“Longtime Pixar fans will find this film easily the weakest story and biggest disappointment ever produced by the computer-generated movie giant.”
Patrick King, REEL BRIEF
Over the past twenty-one years, Pixar Animation Studios has amazed and enlightened audiences, producing 17 awe-inspiring feature films. After its initial launch of the mega-blockbuster and first-ever computer-animated classic “Toy Story” in 1996, movie goers around the world have been fascinated by the realism brought to the big-screen by this southern California business started and groomed by idea trailblazers George Lucas and Steve Jobs.
Everything Pixar has touched over the years—from the ginormous “Toy Story” trilogy, to the “Monsters Inc.” factory portfolio, to the lonely “WALL-E”—has become cinematic and Oscar gold. Never one to rest on her laurels, Pixar only seemed to get better and better with time. Coming off its best effort to date in last year’s thought-jarring “Inside Out”, Pixar has now released the sequel to one of the highest grossing movies ever (2003’s “Finding Nemo”). And expectations for “Finding Dory” were high.

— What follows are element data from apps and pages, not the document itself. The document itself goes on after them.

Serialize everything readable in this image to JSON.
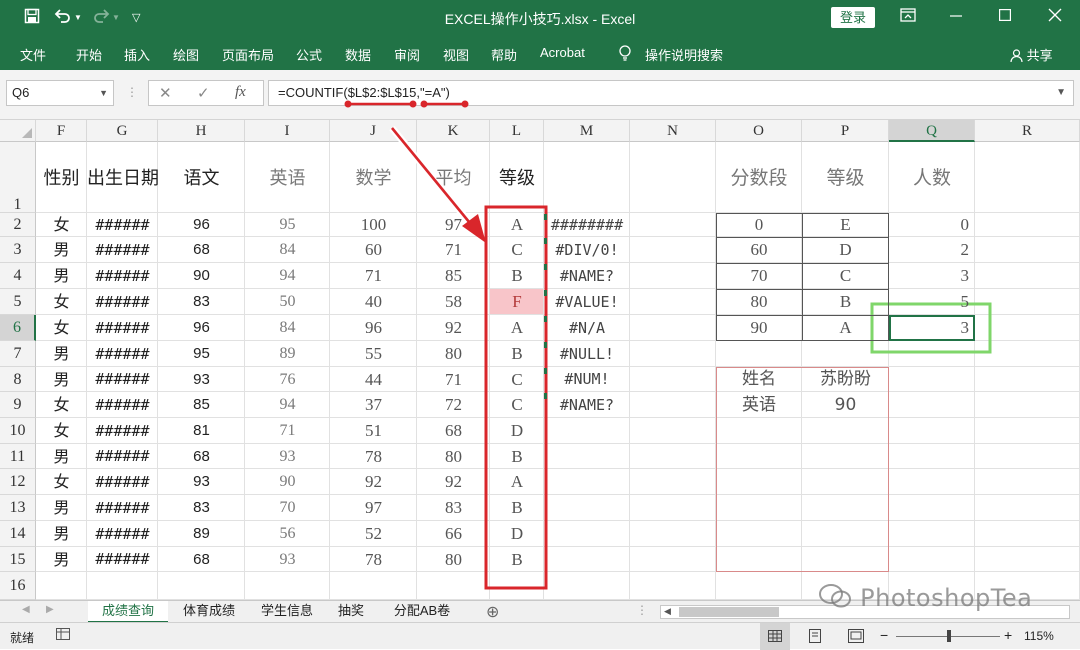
{
  "window": {
    "title": "EXCEL操作小技巧.xlsx  -  Excel",
    "login_label": "登录",
    "quick_access": [
      "save-icon",
      "undo-icon",
      "redo-icon",
      "customize-icon"
    ],
    "controls": [
      "ribbon-display-icon",
      "minimize-icon",
      "maximize-icon",
      "close-icon"
    ]
  },
  "ribbon": {
    "tabs": [
      "文件",
      "开始",
      "插入",
      "绘图",
      "页面布局",
      "公式",
      "数据",
      "审阅",
      "视图",
      "帮助",
      "Acrobat",
      "操作说明搜索"
    ],
    "share_label": "共享"
  },
  "formula_bar": {
    "name_box": "Q6",
    "formula": "=COUNTIF($L$2:$L$15,\"=A\")"
  },
  "sheet": {
    "columns": [
      "F",
      "G",
      "H",
      "I",
      "J",
      "K",
      "L",
      "M",
      "N",
      "O",
      "P",
      "Q",
      "R"
    ],
    "selected_column": "Q",
    "selected_row": "6",
    "rows": [
      "1",
      "2",
      "3",
      "4",
      "5",
      "6",
      "7",
      "8",
      "9",
      "10",
      "11",
      "12",
      "13",
      "14",
      "15",
      "16"
    ],
    "header_row": {
      "F": "性别",
      "G": "出生日期",
      "H": "语文",
      "I": "英语",
      "J": "数学",
      "K": "平均",
      "L": "等级"
    },
    "data_rows": [
      {
        "F": "女",
        "G": "######",
        "H": "96",
        "I": "95",
        "J": "100",
        "K": "97",
        "L": "A",
        "M": "########"
      },
      {
        "F": "男",
        "G": "######",
        "H": "68",
        "I": "84",
        "J": "60",
        "K": "71",
        "L": "C",
        "M": "#DIV/0!"
      },
      {
        "F": "男",
        "G": "######",
        "H": "90",
        "I": "94",
        "J": "71",
        "K": "85",
        "L": "B",
        "M": "#NAME?"
      },
      {
        "F": "女",
        "G": "######",
        "H": "83",
        "I": "50",
        "J": "40",
        "K": "58",
        "L": "F",
        "M": "#VALUE!"
      },
      {
        "F": "女",
        "G": "######",
        "H": "96",
        "I": "84",
        "J": "96",
        "K": "92",
        "L": "A",
        "M": "#N/A"
      },
      {
        "F": "男",
        "G": "######",
        "H": "95",
        "I": "89",
        "J": "55",
        "K": "80",
        "L": "B",
        "M": "#NULL!"
      },
      {
        "F": "男",
        "G": "######",
        "H": "93",
        "I": "76",
        "J": "44",
        "K": "71",
        "L": "C",
        "M": "#NUM!"
      },
      {
        "F": "女",
        "G": "######",
        "H": "85",
        "I": "94",
        "J": "37",
        "K": "72",
        "L": "C",
        "M": "#NAME?"
      },
      {
        "F": "女",
        "G": "######",
        "H": "81",
        "I": "71",
        "J": "51",
        "K": "68",
        "L": "D",
        "M": ""
      },
      {
        "F": "男",
        "G": "######",
        "H": "68",
        "I": "93",
        "J": "78",
        "K": "80",
        "L": "B",
        "M": ""
      },
      {
        "F": "女",
        "G": "######",
        "H": "93",
        "I": "90",
        "J": "92",
        "K": "92",
        "L": "A",
        "M": ""
      },
      {
        "F": "男",
        "G": "######",
        "H": "83",
        "I": "70",
        "J": "97",
        "K": "83",
        "L": "B",
        "M": ""
      },
      {
        "F": "男",
        "G": "######",
        "H": "89",
        "I": "56",
        "J": "52",
        "K": "66",
        "L": "D",
        "M": ""
      },
      {
        "F": "男",
        "G": "######",
        "H": "68",
        "I": "93",
        "J": "78",
        "K": "80",
        "L": "B",
        "M": ""
      }
    ],
    "grade_table": {
      "headers": {
        "O": "分数段",
        "P": "等级",
        "Q": "人数"
      },
      "rows": [
        {
          "O": "0",
          "P": "E",
          "Q": "0"
        },
        {
          "O": "60",
          "P": "D",
          "Q": "2"
        },
        {
          "O": "70",
          "P": "C",
          "Q": "3"
        },
        {
          "O": "80",
          "P": "B",
          "Q": "5"
        },
        {
          "O": "90",
          "P": "A",
          "Q": "3"
        }
      ]
    },
    "lookup_table": [
      {
        "O": "姓名",
        "P": "苏盼盼"
      },
      {
        "O": "英语",
        "P": "90"
      }
    ]
  },
  "sheet_tabs": {
    "tabs": [
      "成绩查询",
      "体育成绩",
      "学生信息",
      "抽奖",
      "分配AB卷"
    ],
    "active": "成绩查询"
  },
  "status_bar": {
    "status": "就绪",
    "zoom": "115%"
  },
  "watermark": "PhotoshopTea",
  "colors": {
    "excel_green": "#217346",
    "highlight_red": "#d9262b",
    "highlight_green": "#7fd66a",
    "fail_cell_fill": "#f8c5c9"
  }
}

Way too high we find out.
Thirteen years after “Finding Nemo”, audiences find a watered down script and ocean-soaked plot in this follow-up fish story. The perfectly suited Ellen DeGeneres and Albert Brooks are recast as the suffering short-term memory loss blue fish Dory, and the easy-going clownfish Marlin. Both compliment the spectacular computer-generated imagery we’ve all come to expect, and receive once again, from Pixar.
The biggest problem with “Finding Dory” is not in how it looks, but in how it sounds. Despite returning the film into the trusted hands of two-time Academy Award-winning writer and director Andrew Stanton (“Finding Nemo” and “WALL-E”), this movie is both redundant and low energy.
“Finding Dory” self-sabotages with a bland script that spurns boredom from DeGeneres’ character having to constantly echo the film’s thin plot over and over again as she meets each new sidekick. Dory’s short-term memory loss creates repetitive dialogue and tests viewer patience for most of the 100-minute lost & found journey. It also halts–and then drowns–a handful of short, funny moments before any continuous laughter can be strung together over several scenes.
Longtime Pixar fans will find this film easily the weakest story and biggest disappointment ever produced by the computer-generated movie giant. Despite using the same successful formula and minds behind “Finding Nemo”, this movie lacks charisma, laughter and the customary bold step forward by Pixar. Instead, “Finding Dory” plays it safe. Too safe. We can only hope that audiences will have a short-term memory of this loss.
“Finding Dory” is rated PG for mild thematic elements. Its running time is 1 hour and 40 minutes.
© 2016, Patrick. All rights reserved.
"Patrick, you are my go-to guy when it comes to the box office". - Judy O.